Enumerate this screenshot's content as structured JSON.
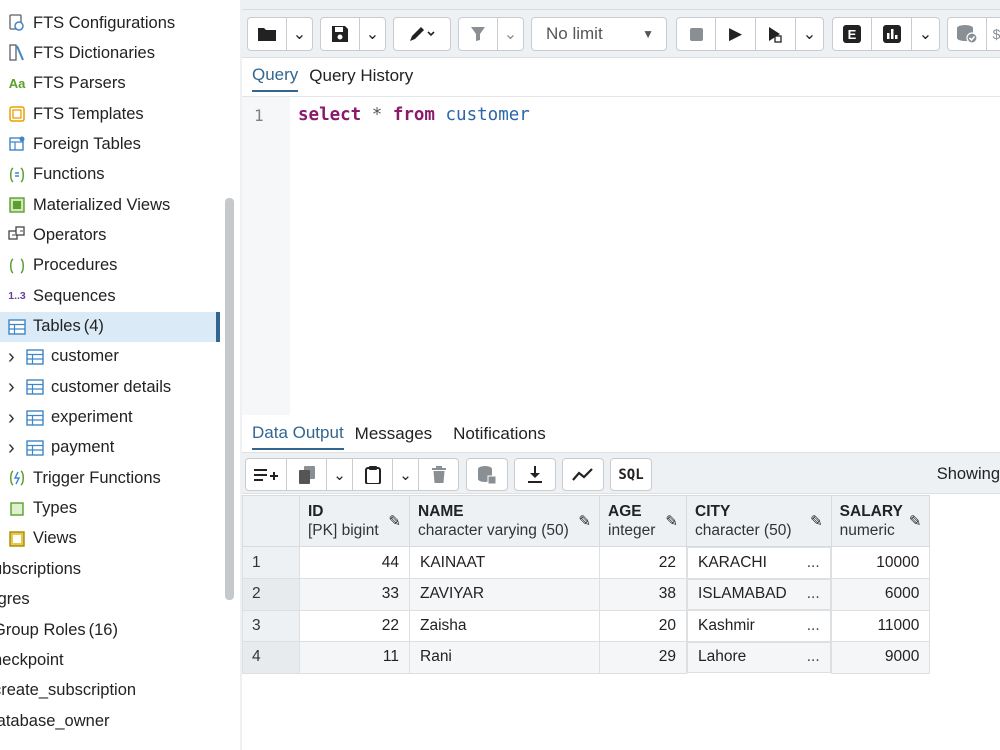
{
  "tree": {
    "items": [
      {
        "label": "FTS Configurations",
        "icon": "fts-configuration-icon"
      },
      {
        "label": "FTS Dictionaries",
        "icon": "fts-dictionary-icon"
      },
      {
        "label": "FTS Parsers",
        "icon": "fts-parser-icon",
        "glyph": "Aa"
      },
      {
        "label": "FTS Templates",
        "icon": "fts-template-icon"
      },
      {
        "label": "Foreign Tables",
        "icon": "foreign-table-icon"
      },
      {
        "label": "Functions",
        "icon": "function-icon"
      },
      {
        "label": "Materialized Views",
        "icon": "materialized-view-icon"
      },
      {
        "label": "Operators",
        "icon": "operator-icon"
      },
      {
        "label": "Procedures",
        "icon": "procedure-icon"
      },
      {
        "label": "Sequences",
        "icon": "sequence-icon",
        "glyph": "1..3"
      },
      {
        "label": "Tables",
        "count": "(4)",
        "icon": "table-icon",
        "selected": true
      },
      {
        "label": "customer",
        "icon": "table-icon",
        "child": true
      },
      {
        "label": "customer details",
        "icon": "table-icon",
        "child": true
      },
      {
        "label": "experiment",
        "icon": "table-icon",
        "child": true
      },
      {
        "label": "payment",
        "icon": "table-icon",
        "child": true
      },
      {
        "label": "Trigger Functions",
        "icon": "trigger-function-icon"
      },
      {
        "label": "Types",
        "icon": "type-icon"
      },
      {
        "label": "Views",
        "icon": "view-icon"
      },
      {
        "label": "ubscriptions",
        "outdent": true
      },
      {
        "label": "tgres",
        "outdent": true
      },
      {
        "label": "Group Roles",
        "count": "(16)",
        "outdent": true
      },
      {
        "label": "heckpoint",
        "outdent": true
      },
      {
        "label": "create_subscription",
        "outdent": true
      },
      {
        "label": "latabase_owner",
        "outdent": true
      }
    ]
  },
  "toolbar": {
    "limit_label": "No limit",
    "explain_label": "E"
  },
  "query_tabs": [
    "Query",
    "Query History"
  ],
  "editor": {
    "line_number": "1",
    "tokens": [
      {
        "text": "select",
        "kind": "kw"
      },
      {
        "text": " * ",
        "kind": "op"
      },
      {
        "text": "from",
        "kind": "kw"
      },
      {
        "text": " customer",
        "kind": "id"
      }
    ]
  },
  "output_tabs": [
    "Data Output",
    "Messages",
    "Notifications"
  ],
  "data_toolbar": {
    "sql_label": "SQL",
    "showing_label": "Showing"
  },
  "grid": {
    "columns": [
      {
        "name": "ID",
        "type": "[PK] bigint"
      },
      {
        "name": "NAME",
        "type": "character varying (50)"
      },
      {
        "name": "AGE",
        "type": "integer"
      },
      {
        "name": "CITY",
        "type": "character (50)"
      },
      {
        "name": "SALARY",
        "type": "numeric"
      }
    ],
    "rows": [
      {
        "n": "1",
        "id": "44",
        "name": "KAINAAT",
        "age": "22",
        "city": "KARACHI",
        "salary": "10000"
      },
      {
        "n": "2",
        "id": "33",
        "name": "ZAVIYAR",
        "age": "38",
        "city": "ISLAMABAD",
        "salary": "6000"
      },
      {
        "n": "3",
        "id": "22",
        "name": "Zaisha",
        "age": "20",
        "city": "Kashmir",
        "salary": "11000"
      },
      {
        "n": "4",
        "id": "11",
        "name": "Rani",
        "age": "29",
        "city": "Lahore",
        "salary": "9000"
      }
    ],
    "truncation_mark": "..."
  },
  "colors": {
    "accent": "#326690",
    "keyword": "#8b1a6b",
    "identifier": "#2a66a8",
    "icon_blue": "#3f86c6",
    "icon_green": "#5aa02c",
    "icon_orange": "#e8a000"
  }
}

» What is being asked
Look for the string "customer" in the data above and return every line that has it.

» Response area
        "label": "customer",
        "label": "customer details",
        "text": " customer",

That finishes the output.